# [SUPPLIED RECORDS]

------------------------------------------------

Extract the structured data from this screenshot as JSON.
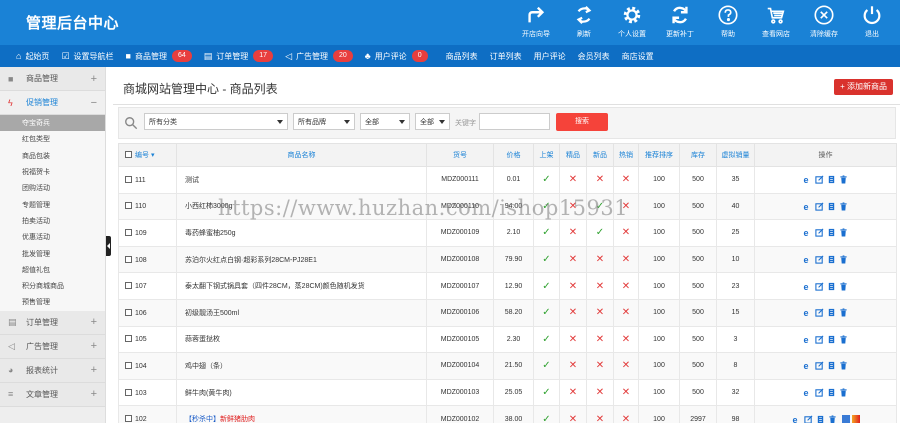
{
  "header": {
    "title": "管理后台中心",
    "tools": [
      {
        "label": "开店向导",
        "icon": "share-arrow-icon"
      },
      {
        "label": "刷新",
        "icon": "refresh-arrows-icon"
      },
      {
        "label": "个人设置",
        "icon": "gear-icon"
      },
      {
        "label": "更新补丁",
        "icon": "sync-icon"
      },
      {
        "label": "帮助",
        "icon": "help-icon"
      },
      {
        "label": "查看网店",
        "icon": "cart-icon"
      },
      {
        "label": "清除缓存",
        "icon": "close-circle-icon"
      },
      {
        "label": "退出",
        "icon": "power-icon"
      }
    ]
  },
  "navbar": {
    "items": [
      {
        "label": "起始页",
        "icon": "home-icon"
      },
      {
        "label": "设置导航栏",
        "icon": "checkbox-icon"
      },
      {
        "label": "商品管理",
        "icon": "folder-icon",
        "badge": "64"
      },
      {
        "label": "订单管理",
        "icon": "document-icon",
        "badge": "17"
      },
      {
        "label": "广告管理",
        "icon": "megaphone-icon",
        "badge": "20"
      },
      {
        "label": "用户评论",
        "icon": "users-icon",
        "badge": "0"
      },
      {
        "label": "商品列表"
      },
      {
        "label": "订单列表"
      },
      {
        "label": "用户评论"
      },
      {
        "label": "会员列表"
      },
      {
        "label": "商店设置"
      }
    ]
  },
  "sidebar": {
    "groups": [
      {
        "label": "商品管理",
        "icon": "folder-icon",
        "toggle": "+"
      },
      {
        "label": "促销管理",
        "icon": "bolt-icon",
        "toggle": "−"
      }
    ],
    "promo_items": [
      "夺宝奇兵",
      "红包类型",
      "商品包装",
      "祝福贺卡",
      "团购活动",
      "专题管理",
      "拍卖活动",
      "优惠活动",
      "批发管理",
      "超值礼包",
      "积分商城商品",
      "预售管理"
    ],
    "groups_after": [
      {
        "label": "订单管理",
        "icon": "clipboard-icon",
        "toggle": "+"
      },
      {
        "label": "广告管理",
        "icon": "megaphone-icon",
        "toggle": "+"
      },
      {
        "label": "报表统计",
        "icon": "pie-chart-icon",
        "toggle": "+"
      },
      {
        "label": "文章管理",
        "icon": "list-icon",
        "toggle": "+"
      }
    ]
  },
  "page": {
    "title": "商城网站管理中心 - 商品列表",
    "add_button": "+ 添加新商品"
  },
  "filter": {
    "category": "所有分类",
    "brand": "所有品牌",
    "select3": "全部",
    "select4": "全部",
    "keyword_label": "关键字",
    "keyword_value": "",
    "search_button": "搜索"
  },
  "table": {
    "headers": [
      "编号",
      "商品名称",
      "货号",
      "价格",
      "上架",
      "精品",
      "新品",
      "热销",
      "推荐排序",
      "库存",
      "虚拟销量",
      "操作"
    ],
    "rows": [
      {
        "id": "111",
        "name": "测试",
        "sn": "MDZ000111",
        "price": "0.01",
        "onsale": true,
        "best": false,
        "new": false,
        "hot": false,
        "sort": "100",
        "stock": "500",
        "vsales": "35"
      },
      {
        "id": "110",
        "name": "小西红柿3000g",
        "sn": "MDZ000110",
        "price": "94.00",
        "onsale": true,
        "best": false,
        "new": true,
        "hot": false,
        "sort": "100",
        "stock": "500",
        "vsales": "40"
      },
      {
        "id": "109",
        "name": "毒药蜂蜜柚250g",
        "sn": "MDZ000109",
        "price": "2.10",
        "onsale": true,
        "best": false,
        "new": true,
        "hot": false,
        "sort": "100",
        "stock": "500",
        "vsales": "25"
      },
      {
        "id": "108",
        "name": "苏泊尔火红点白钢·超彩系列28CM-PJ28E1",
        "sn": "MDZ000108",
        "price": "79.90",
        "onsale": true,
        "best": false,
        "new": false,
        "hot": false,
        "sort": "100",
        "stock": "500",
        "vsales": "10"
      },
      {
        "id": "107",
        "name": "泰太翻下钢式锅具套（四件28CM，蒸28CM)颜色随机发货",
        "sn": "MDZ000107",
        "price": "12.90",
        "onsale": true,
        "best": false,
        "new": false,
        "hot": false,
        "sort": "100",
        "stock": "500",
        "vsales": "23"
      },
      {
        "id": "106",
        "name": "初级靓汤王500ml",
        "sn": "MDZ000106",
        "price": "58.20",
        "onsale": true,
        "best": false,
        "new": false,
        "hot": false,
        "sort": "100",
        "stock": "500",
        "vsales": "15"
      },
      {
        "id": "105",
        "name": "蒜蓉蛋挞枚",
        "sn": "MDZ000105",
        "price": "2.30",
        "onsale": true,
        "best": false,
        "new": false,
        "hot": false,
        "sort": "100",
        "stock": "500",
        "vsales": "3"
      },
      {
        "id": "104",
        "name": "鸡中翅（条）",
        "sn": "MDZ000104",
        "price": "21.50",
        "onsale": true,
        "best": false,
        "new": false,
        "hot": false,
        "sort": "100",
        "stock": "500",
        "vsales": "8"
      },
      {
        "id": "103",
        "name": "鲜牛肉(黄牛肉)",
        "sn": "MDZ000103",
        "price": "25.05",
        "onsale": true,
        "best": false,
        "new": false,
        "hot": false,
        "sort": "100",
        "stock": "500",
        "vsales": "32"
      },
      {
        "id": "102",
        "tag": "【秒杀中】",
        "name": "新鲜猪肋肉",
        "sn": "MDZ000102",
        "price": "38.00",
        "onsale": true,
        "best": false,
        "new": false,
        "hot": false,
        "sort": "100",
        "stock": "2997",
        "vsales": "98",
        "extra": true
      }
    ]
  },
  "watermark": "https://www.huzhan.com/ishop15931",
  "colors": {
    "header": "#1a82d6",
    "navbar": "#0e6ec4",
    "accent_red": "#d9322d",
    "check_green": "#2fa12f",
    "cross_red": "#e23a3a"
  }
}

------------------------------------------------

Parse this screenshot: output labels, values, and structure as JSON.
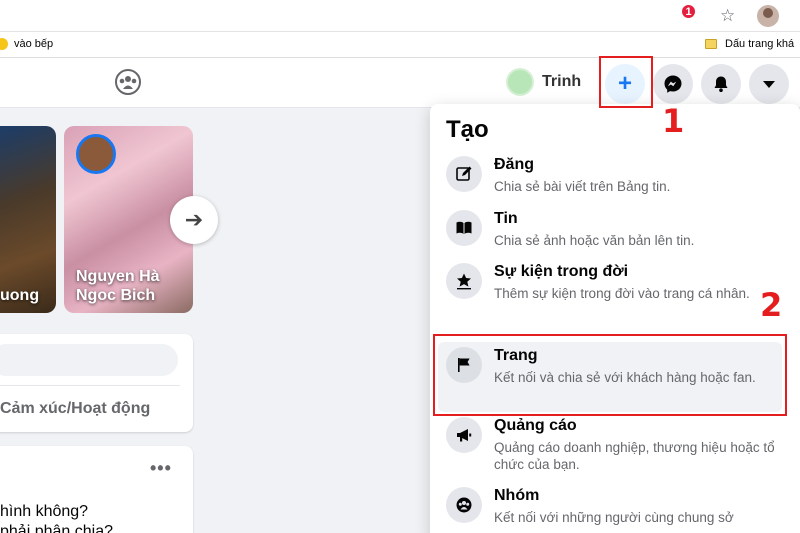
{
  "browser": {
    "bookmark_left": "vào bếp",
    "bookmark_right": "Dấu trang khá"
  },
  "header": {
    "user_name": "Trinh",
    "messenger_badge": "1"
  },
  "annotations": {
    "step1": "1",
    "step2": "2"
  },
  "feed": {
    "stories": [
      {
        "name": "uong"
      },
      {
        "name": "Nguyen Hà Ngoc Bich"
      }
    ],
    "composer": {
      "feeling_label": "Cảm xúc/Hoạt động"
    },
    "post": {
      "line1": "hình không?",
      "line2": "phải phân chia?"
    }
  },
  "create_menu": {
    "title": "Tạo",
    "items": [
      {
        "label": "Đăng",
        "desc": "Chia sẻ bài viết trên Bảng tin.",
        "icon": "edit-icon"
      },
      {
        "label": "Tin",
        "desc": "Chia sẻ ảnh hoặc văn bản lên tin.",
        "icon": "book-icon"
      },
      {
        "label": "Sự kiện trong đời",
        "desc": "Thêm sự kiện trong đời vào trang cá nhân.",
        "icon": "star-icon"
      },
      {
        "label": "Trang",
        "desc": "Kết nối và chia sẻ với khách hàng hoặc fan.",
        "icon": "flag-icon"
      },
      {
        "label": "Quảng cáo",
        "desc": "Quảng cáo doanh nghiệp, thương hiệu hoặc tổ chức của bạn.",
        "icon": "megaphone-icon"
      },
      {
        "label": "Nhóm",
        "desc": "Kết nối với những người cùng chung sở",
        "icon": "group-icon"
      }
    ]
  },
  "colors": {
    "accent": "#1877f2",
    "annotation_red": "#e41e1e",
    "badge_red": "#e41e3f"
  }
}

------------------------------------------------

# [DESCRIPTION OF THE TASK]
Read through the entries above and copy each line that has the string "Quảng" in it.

# [REPLY]
        "label": "Quảng cáo",
        "desc": "Quảng cáo doanh nghiệp, thương hiệu hoặc tổ chức của bạn.",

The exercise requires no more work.